For example: Section 26AC {1936} - includes as assessable income - amounts received on retirement or termination of employment in lieu of annual leave; Section 26AD {1936} - includes as assessable income - amounts received on retirement or termination of employment in lieu of long service leave; Section 27A-27J {1936} - includes as assessable income - superannuation and eligible termination payments received on termination of employment.

Examples of receipts not covered by ITAA


(a) gambling winnings - unless associated with the carrying of a business of gambling are generally not regarded as being of an income nature. (b) certain gifts - that are not a product of employment or the rendering of services (c) lottery winnings (d) bequests.

The Distinction between Deductions and Rebates


(a) General deductions - expenses that are deductible according to ordinary concepts, pursuant to section 8-1 {51(1)}. These expenses require the establishment of a sufficient nexus between the expense and the earning of assessable income. (b) Specific deductions are granted on the basis of government policy. Although generally incurred for the purpose of earning of assessable income are non-deductible under section 8-1 {51(1)} due to their capital nature. (c) Specific non-deductions - certain expenses, though deductible under the general principles of section 8-1 {51(1)}, have been made non-deductible for policy reasons, for example, certain entertainment expenses, club fees, fines, accrued leave. (d) Offsets (formerly rebates, credits) - usually based on government policy, reduce tax payable by the amount of the offset. For example, supporting spouse offset medical offset, foreign tax offset, dividend imputation offset. While deductions are deducted from assessable income in order to determine taxable income to which the tax rate is then applied, offsets are deducted after the basis income tax liability has been established. This means that the value of a deduction is determined by the taxpayer's marginal tax rate, say, 47%, while on the other hand an offset provides a full dollar reduction of tax for the taxpayer. For example, 2001 tax rates Assessable income Deduction Taxable income Medical offset $ 60,000 10,000 50,000 2,000 Tax Payable $ 21,100 17,100 15,100 Tax saving $ 4,700 (47%) 2,000 (100%)

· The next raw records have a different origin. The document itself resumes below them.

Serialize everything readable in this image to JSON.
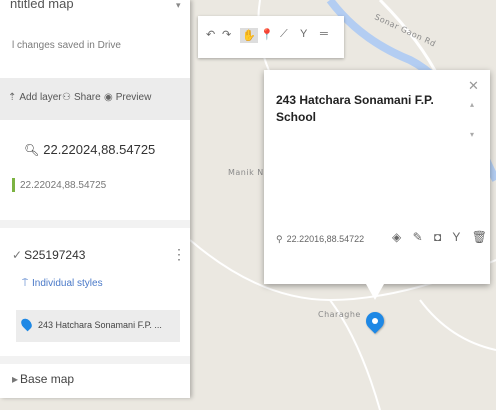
{
  "panel": {
    "title": "ntitled map",
    "title_caret": "▾",
    "saved_status": "l changes saved in Drive",
    "toolbar": {
      "add_layer": "Add layer",
      "share": "Share",
      "preview": "Preview"
    },
    "search": {
      "query": "22.22024,88.54725",
      "result": "22.22024,88.54725"
    },
    "layer": {
      "name": "S25197243",
      "styles_label": "Individual styles",
      "place_label": "243 Hatchara Sonamani F.P. ..."
    },
    "base_map_label": "Base map"
  },
  "map": {
    "labels": [
      "Manik N",
      "Charaghe"
    ],
    "road_label": "Sonar Gaon Rd"
  },
  "popup": {
    "title": "243 Hatchara Sonamani F.P. School",
    "coordinates": "22.22016,88.54722"
  },
  "colors": {
    "accent": "#1e88e5",
    "link": "#4a79c8",
    "river": "#b3cdf2"
  }
}
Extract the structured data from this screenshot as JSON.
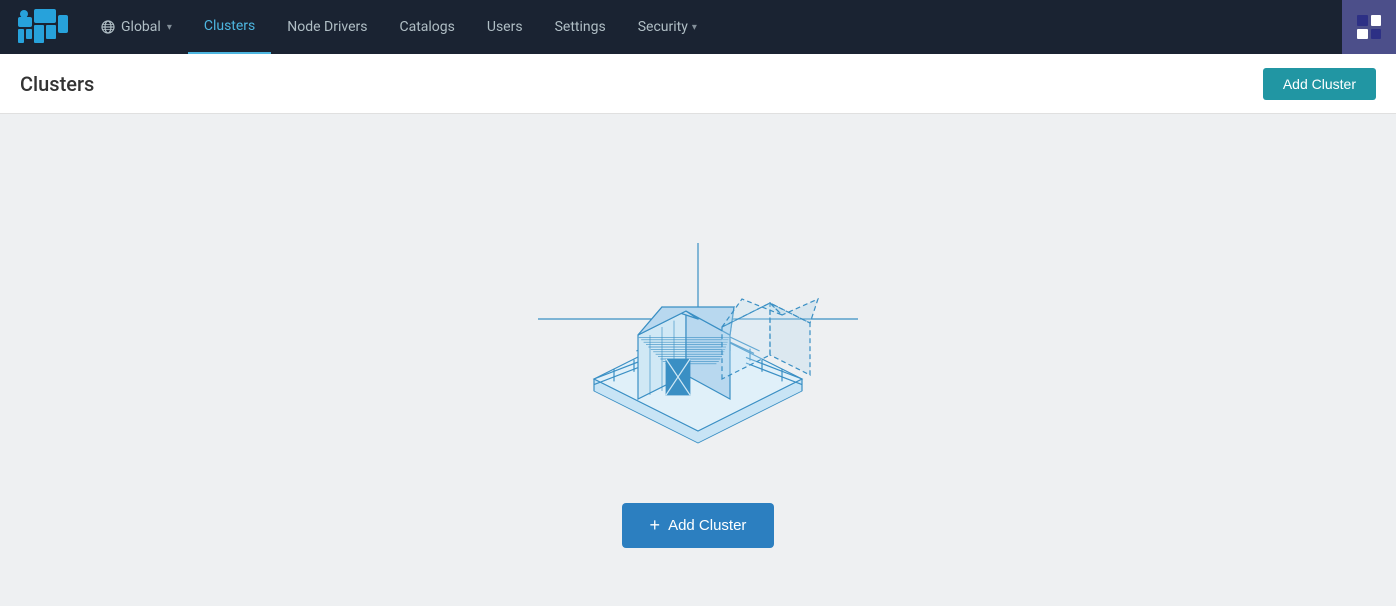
{
  "navbar": {
    "brand_alt": "Rancher",
    "global_label": "Global",
    "nav_items": [
      {
        "id": "clusters",
        "label": "Clusters",
        "active": true
      },
      {
        "id": "node-drivers",
        "label": "Node Drivers",
        "active": false
      },
      {
        "id": "catalogs",
        "label": "Catalogs",
        "active": false
      },
      {
        "id": "users",
        "label": "Users",
        "active": false
      },
      {
        "id": "settings",
        "label": "Settings",
        "active": false
      },
      {
        "id": "security",
        "label": "Security",
        "active": false,
        "has_dropdown": true
      }
    ]
  },
  "page": {
    "title": "Clusters",
    "add_cluster_label": "Add Cluster"
  },
  "empty_state": {
    "add_cluster_label": "Add Cluster",
    "plus_symbol": "+"
  }
}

Other concepts to consider


Progressive taxation (Australia individuals) compared to proportional taxation (Australia companies, superannuation funds) and regressive taxation (sales tax, goods and service taxes). 5

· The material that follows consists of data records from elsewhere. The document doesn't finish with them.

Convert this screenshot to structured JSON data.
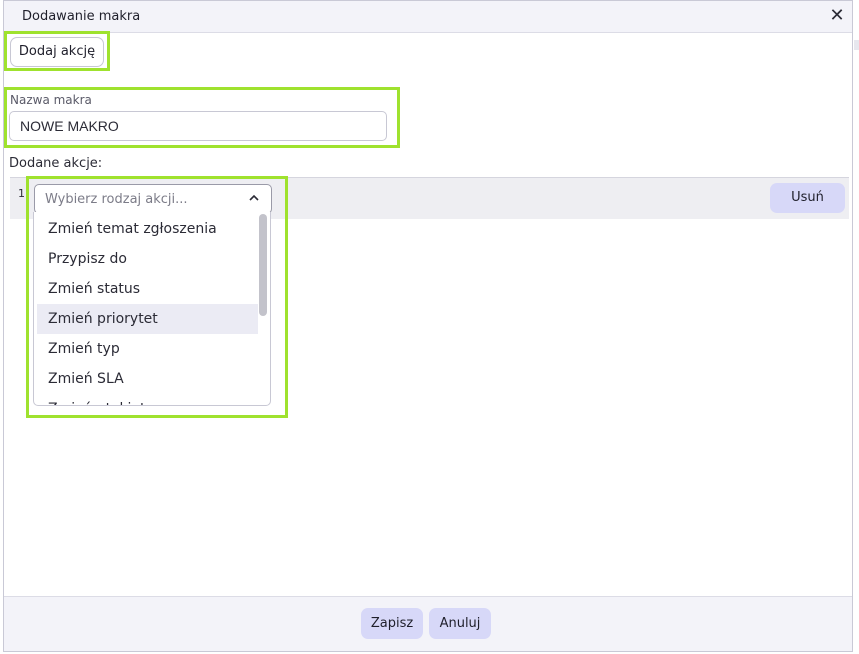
{
  "dialog": {
    "title": "Dodawanie makra",
    "close_symbol": "✕"
  },
  "toolbar": {
    "add_action_label": "Dodaj akcję"
  },
  "macro_name": {
    "label": "Nazwa makra",
    "value": "NOWE MAKRO"
  },
  "added_actions": {
    "label": "Dodane akcje:",
    "rows": [
      {
        "number": "1",
        "select_placeholder": "Wybierz rodzaj akcji...",
        "remove_label": "Usuń"
      }
    ]
  },
  "action_type_options": [
    "Zmień temat zgłoszenia",
    "Przypisz do",
    "Zmień status",
    "Zmień priorytet",
    "Zmień typ",
    "Zmień SLA",
    "Zmień etykiety"
  ],
  "footer": {
    "save_label": "Zapisz",
    "cancel_label": "Anuluj"
  },
  "colors": {
    "highlight": "#9fe22e",
    "primary_button": "#d7d8f8",
    "option_hover": "#ebebf4"
  },
  "icons": {
    "close": "close-icon",
    "chevron": "chevron-up-icon"
  }
}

Role of Income Tax Rulings Income Tax Rulings indicate the Commissioner's policy and interpretation of legislation and cases. Such rulings do not bind taxpayers although they are binding upon the Commissioner. It is possible to obtain a private ruling from the Commissioner that is binding on the Commissioner in relation to a particular arrangement implemented on of after 1 July 1992 where the ruling is favourable to the taxpayer.

Tax formula
Assessable income (s. 6, ITAA97) Less: Deductions (s. 8 ITAA97) Equals Taxable income (s. 4 ITAA97) Taxable income X tax rates Equals gross tax payable Less: rebates (tax offset in 1997 act), credits (tax offset in 1997 act), prepaid tax Add: medicare levy, hecs liability Equals: refund or net tax payable